I spent much of January 2016 working on a robot for MIT's Mobile Autonomous Systems Lab, which is a competition that gives teams a month to build fully autonomous robots to complete some task. The task for 2016 was to locate stacks of cubes in a randomly shaped arena and restack them by color. I wrote software for the robot, helped to design and implement our computer vision system, and did electrical work on our microcontroller. My team took first place in the competition. Our team wiki has details about our design and a log of how we managed our time throughout the month, and our code is available in our repository.
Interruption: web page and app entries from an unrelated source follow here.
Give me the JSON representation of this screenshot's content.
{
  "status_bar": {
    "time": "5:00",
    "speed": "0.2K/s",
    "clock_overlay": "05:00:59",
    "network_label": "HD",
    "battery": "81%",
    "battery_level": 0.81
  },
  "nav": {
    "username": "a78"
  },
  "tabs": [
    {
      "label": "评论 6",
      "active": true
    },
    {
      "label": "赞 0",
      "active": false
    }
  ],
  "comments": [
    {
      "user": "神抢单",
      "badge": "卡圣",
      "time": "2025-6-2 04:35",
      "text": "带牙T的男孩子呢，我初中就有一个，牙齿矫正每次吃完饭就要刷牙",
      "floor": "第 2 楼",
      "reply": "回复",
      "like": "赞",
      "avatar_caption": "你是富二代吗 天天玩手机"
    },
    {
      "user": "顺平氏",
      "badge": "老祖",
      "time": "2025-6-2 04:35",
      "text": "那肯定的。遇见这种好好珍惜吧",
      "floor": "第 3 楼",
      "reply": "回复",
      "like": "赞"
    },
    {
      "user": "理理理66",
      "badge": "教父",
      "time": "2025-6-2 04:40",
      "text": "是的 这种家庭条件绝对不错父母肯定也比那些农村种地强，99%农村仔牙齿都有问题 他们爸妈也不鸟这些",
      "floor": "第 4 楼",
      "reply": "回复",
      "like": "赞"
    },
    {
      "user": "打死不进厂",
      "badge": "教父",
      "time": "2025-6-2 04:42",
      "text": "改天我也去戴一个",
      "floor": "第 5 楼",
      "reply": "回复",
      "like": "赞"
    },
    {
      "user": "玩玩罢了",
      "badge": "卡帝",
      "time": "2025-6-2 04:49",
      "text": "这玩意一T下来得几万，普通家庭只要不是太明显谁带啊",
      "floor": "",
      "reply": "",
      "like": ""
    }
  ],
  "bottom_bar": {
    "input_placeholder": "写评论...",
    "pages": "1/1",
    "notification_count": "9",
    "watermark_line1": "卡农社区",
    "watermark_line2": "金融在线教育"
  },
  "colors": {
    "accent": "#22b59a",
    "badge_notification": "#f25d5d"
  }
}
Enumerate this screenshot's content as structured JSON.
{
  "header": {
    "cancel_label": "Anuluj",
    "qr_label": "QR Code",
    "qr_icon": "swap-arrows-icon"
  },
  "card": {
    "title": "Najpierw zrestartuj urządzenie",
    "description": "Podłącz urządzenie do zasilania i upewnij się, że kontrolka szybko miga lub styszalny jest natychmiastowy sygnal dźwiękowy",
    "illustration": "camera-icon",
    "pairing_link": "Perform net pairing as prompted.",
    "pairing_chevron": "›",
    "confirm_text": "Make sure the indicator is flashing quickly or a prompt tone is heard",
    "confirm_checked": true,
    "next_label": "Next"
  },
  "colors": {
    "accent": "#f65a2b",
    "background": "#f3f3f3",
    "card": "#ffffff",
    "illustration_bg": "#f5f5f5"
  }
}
Pyxida is the flight computer that I helped MIT's rocket team develop as the lead of the Avionics subteam. It features an ARM microcontroller, barometer, GPS, and IMU that it uses to estimate the location and orientation of a rocket. It uses this information to trigger flight events and also transmits it to a ground station via the onboard XBee. The hardware was designed and fabricated by members of the team and has gone through several revisions over the course of a semester. I wrote most of the firmware for the device and the prototype version of the ground station application. I also developed testing and flight qualification plans for the project, managed the repository for the project, and set goals and deadlines for tasks.
I have experimented with processes for generating fractals for many years. My most recent foray into this field is a fractal renderer that uses the parallel nature of GPU computation to quickly draw Mandelbrot and Julia sets. The majority of the calculation is done on the GPU in a shader program, so the host program only needs to direct the user's inputs to the graphics card. Many properties of the fractal are broken out to the user, including the equation that is iterated. It is changeable to any arbitrary input at runtime by recompiling the shader.
I wrote a basic 3D game engine in C++ using OpenGL. This was the project that I used to teach myself OpenGL, and the original version was written using immediate mode and the fixed function pipeline. As the project progressed, I transitioned it to use modern OpenGL features such as VBOs, VAOs, and shaders. It features terrain heightmap loading, particle systems, and object/world management. I have learned a lot more about C++, graphics programming, and version control since I developed TDML, but the repository for the project is still hosted here for historical purposes.
RemotePrint is a tool that I developed to make a 3D printer at my school network-accessible. It allows users to upload G-code files for prints, preheat extruders, initiate jobs, and monitor the status of the printer all from the same web interface. It provides a webcam stream of the printer embedded in the page and captures still images over time to produce a timelapse that the user can download when the print is complete. It is written entirely in Python and is hosted as a CGI script on a server connected to the printer.
I have built numerous high power rockets over the past six years. I have L2 certification from the National Association of Rocketry and continue to be an active member of MIT's Rocket Team. Though I am currently the lead of the Avionics subteam, I still enjoy working on the physical construction of rockets as it allows me to step away from the digital world for a short time and do something with my hands.